_WHAT IS EXPECTED_
Retrieve each line that contains the word "Wolff" from the entries below.

_DATA RECORDS_
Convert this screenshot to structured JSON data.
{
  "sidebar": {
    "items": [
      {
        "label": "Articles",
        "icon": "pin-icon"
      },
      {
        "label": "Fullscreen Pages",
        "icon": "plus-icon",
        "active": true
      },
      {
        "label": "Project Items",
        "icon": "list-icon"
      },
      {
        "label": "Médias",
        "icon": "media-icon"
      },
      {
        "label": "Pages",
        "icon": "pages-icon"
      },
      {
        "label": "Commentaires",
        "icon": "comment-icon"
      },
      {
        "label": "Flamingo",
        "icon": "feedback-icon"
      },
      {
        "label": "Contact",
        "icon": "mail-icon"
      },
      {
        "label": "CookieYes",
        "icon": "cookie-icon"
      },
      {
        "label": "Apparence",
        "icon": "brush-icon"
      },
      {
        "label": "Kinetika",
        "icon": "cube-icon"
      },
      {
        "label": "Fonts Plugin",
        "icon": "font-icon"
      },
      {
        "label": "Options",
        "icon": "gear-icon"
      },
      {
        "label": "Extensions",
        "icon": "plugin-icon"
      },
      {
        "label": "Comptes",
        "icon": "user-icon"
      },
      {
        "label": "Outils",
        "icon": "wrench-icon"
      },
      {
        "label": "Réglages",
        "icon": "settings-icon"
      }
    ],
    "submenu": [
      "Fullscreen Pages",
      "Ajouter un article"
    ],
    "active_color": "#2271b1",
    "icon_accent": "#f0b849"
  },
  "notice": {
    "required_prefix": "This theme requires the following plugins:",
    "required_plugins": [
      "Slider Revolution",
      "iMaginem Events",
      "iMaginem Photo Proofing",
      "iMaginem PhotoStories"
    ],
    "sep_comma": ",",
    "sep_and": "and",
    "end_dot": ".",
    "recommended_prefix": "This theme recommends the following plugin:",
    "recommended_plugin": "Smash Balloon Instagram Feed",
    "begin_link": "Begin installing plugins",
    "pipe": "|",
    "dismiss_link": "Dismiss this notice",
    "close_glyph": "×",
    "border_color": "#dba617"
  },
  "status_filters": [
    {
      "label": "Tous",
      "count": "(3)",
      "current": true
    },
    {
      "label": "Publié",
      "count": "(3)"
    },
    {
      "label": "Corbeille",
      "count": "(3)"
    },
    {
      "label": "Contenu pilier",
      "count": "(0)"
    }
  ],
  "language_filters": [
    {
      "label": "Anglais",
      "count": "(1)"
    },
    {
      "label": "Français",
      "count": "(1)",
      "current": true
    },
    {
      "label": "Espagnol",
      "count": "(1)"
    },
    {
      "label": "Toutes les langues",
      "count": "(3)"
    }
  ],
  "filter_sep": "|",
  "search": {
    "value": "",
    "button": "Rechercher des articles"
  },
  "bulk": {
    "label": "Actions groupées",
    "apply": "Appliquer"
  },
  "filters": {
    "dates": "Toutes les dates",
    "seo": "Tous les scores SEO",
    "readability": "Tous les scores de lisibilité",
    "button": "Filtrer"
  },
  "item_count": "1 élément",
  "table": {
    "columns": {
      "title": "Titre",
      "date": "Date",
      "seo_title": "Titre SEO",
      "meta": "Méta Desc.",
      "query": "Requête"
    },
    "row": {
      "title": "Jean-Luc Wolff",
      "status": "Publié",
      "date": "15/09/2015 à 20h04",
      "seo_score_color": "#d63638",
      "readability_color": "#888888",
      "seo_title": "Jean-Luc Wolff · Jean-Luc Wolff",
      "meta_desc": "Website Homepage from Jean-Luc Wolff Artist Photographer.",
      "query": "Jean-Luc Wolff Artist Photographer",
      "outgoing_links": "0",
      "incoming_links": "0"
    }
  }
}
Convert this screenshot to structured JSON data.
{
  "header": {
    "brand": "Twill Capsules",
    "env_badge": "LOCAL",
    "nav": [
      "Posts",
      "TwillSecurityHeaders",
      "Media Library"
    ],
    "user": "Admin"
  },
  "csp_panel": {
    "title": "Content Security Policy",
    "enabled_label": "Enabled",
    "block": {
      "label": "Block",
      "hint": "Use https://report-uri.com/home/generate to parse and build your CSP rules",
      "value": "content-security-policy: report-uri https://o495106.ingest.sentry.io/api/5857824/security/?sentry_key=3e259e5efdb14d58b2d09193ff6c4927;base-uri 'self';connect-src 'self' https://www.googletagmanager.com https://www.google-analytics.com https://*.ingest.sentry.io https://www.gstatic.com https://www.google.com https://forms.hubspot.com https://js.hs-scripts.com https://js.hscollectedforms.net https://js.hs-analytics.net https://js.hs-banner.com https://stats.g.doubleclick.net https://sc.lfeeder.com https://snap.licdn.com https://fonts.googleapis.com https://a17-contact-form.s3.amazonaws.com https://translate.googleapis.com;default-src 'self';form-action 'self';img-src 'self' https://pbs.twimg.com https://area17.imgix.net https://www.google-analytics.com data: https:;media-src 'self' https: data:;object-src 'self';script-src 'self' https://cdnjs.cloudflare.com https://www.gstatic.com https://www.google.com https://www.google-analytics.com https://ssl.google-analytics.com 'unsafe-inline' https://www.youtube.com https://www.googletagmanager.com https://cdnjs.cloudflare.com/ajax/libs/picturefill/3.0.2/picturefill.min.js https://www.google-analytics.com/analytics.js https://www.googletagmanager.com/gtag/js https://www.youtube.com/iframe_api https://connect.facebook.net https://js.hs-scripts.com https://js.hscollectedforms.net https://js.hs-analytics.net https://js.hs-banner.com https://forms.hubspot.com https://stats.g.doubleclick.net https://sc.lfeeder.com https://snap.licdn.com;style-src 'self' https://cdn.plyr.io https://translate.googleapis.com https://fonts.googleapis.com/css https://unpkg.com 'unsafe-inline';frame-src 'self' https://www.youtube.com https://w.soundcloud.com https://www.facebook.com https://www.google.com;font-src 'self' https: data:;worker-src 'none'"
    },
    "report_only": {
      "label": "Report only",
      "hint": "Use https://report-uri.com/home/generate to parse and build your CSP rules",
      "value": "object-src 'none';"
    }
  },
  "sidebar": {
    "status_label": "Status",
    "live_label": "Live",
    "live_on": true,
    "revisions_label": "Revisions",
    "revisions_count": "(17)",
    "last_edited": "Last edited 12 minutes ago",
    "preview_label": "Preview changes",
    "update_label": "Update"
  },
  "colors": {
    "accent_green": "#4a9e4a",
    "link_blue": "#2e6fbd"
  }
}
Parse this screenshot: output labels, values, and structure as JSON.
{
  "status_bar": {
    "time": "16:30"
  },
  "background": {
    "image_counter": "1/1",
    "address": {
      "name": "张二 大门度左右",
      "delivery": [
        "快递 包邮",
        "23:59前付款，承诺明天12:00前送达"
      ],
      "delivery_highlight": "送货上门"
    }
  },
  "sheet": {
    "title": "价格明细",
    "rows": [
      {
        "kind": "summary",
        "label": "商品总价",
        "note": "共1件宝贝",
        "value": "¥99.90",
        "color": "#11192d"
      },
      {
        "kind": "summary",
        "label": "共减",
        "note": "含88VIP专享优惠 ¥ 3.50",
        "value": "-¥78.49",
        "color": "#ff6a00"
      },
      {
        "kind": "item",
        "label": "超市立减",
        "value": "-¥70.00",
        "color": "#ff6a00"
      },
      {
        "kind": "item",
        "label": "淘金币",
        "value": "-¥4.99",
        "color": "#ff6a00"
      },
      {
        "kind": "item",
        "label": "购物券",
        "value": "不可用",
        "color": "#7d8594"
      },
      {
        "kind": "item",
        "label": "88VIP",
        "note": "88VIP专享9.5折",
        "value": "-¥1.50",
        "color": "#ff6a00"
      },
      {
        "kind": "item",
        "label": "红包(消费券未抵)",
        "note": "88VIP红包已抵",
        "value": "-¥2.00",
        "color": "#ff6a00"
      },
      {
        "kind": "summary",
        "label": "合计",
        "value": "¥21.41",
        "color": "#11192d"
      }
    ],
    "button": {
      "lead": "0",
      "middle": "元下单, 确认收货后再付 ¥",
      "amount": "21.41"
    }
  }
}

_OUTPUT FOR THIS TASK_
      "title": "Jean-Luc Wolff",
      "seo_title": "Jean-Luc Wolff · Jean-Luc Wolff",
      "meta_desc": "Website Homepage from Jean-Luc Wolff Artist Photographer.",
      "query": "Jean-Luc Wolff Artist Photographer",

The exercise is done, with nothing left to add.